In 1972, the Regenstreif Institute proudly rolled out the first electronic medical records (EMRs) to physician practices. The electronic forms touted the ability to centralize data, reduce or eliminate paper files, and access data from multiple computer stations. Even with the distinction of “first” and “only” labels, the response of the medical community was decidedly lackluster, thanks to high costs and many questions. Around 1982, PCs began to go mainstream and in 1993 the Internet was born. These advances reignited the possibility that centralized, electronic records could enhance administrative and patient care management, after all.
By the year 2000, integration of EMR technology had gained traction and the digital revolution transformed the capabilities of EMRs. Universal, even mandated implementation ushered in a new era of tracking, sharing and dispensing patient care. All told, electronic medical records took nearly four decades to realize.

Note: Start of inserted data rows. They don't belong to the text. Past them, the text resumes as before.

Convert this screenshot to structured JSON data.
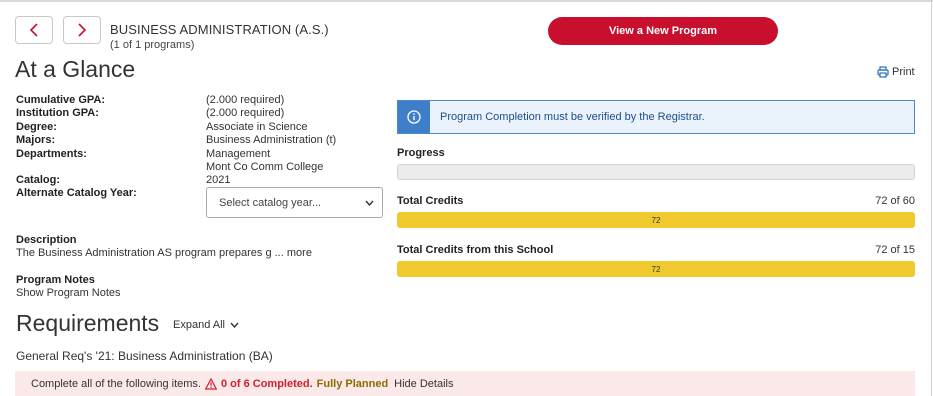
{
  "header": {
    "program_title": "BUSINESS ADMINISTRATION (A.S.)",
    "program_count": "(1 of 1 programs)",
    "new_program_button": "View a New Program"
  },
  "glance": {
    "title": "At a Glance",
    "print_label": "Print",
    "fields": [
      {
        "label": "Cumulative GPA:",
        "value": "(2.000 required)"
      },
      {
        "label": "Institution GPA:",
        "value": "(2.000 required)"
      },
      {
        "label": "Degree:",
        "value": "Associate in Science"
      },
      {
        "label": "Majors:",
        "value": "Business Administration (t)"
      },
      {
        "label": "Departments:",
        "value": "Management"
      },
      {
        "label": "",
        "value": "Mont Co Comm College"
      },
      {
        "label": "Catalog:",
        "value": "2021"
      },
      {
        "label": "Alternate Catalog Year:",
        "value": ""
      }
    ],
    "catalog_select_placeholder": "Select catalog year...",
    "description_label": "Description",
    "description_text": "The Business Administration AS program prepares g ...",
    "description_more": "more",
    "notes_label": "Program Notes",
    "notes_link": "Show Program Notes"
  },
  "progress": {
    "info_message": "Program Completion must be verified by the Registrar.",
    "progress_label": "Progress",
    "total_credits_label": "Total Credits",
    "total_credits_value": "72 of 60",
    "total_credits_bar": "72",
    "school_credits_label": "Total Credits from this School",
    "school_credits_value": "72 of 15",
    "school_credits_bar": "72"
  },
  "requirements": {
    "title": "Requirements",
    "expand_label": "Expand All",
    "group_title": "General Req's '21: Business Administration (BA)",
    "status_text": "Complete all of the following items.",
    "completed_text": "0 of 6 Completed.",
    "planned_text": "Fully Planned",
    "hide_details": "Hide Details"
  },
  "colors": {
    "accent_red": "#c8102e",
    "info_blue": "#3f7fca",
    "bar_yellow": "#f0c92e"
  }
}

Today, the digitalization of health care management and treatment is advancing faster than ever—and hospitals are scrambling to keep pace. MDDI’s recent article highlights what lies ahead as distributed care models and digitalization promise to keep providers, patient data, and even patients themselves, on their toes.